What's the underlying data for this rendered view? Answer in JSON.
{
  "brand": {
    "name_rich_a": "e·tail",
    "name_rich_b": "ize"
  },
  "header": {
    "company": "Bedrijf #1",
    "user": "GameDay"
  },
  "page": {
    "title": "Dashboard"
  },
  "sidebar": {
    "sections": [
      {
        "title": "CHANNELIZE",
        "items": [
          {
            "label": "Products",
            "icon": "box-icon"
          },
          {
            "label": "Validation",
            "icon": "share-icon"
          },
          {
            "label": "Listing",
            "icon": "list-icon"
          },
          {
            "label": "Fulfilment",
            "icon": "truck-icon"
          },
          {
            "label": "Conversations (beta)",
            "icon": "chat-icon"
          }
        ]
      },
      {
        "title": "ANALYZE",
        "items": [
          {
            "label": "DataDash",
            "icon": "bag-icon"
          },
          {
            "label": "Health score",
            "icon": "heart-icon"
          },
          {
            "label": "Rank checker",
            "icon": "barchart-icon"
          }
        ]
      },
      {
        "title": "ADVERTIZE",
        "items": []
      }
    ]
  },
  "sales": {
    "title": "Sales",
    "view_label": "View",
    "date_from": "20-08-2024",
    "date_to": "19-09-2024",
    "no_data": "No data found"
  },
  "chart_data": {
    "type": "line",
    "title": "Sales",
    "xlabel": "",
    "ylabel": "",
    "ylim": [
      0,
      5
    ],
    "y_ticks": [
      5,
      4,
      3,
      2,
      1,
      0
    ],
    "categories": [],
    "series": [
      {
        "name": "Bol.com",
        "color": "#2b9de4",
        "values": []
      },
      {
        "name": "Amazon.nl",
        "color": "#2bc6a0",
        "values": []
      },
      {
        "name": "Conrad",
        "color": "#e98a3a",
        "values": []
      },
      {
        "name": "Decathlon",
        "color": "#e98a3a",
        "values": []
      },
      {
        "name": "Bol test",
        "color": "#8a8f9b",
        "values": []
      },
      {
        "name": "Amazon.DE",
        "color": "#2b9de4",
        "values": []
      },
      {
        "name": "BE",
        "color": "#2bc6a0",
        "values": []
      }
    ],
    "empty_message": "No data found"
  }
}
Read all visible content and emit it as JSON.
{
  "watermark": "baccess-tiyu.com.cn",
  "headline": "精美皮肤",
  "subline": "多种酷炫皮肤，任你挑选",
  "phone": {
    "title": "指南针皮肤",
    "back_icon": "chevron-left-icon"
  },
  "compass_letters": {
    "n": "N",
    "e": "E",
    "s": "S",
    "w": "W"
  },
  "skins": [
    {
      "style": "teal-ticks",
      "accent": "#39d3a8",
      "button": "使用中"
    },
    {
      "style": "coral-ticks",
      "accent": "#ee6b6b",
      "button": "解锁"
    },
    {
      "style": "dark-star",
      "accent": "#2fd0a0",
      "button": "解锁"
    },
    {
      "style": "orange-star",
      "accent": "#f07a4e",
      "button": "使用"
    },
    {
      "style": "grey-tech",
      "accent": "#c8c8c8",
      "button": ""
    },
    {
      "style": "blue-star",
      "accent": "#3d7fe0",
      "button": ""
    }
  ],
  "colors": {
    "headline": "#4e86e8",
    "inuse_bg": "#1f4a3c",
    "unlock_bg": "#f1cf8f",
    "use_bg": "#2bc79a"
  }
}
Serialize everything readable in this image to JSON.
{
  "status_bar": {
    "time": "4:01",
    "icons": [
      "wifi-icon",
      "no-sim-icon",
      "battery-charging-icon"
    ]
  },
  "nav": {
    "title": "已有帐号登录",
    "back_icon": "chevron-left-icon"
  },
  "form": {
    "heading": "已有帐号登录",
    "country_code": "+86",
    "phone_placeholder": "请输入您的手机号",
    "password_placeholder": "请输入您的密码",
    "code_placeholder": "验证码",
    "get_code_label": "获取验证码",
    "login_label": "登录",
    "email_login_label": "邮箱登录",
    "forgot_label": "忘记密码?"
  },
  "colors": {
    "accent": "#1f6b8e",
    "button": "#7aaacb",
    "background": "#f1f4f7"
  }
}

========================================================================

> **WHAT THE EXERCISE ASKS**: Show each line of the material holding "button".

> **TASK SOLUTION**:
      "button": "使用中"
      "button": "解锁"
      "button": "解锁"
      "button": "使用"
      "button": ""
      "button": ""
    "button": "#7aaacb",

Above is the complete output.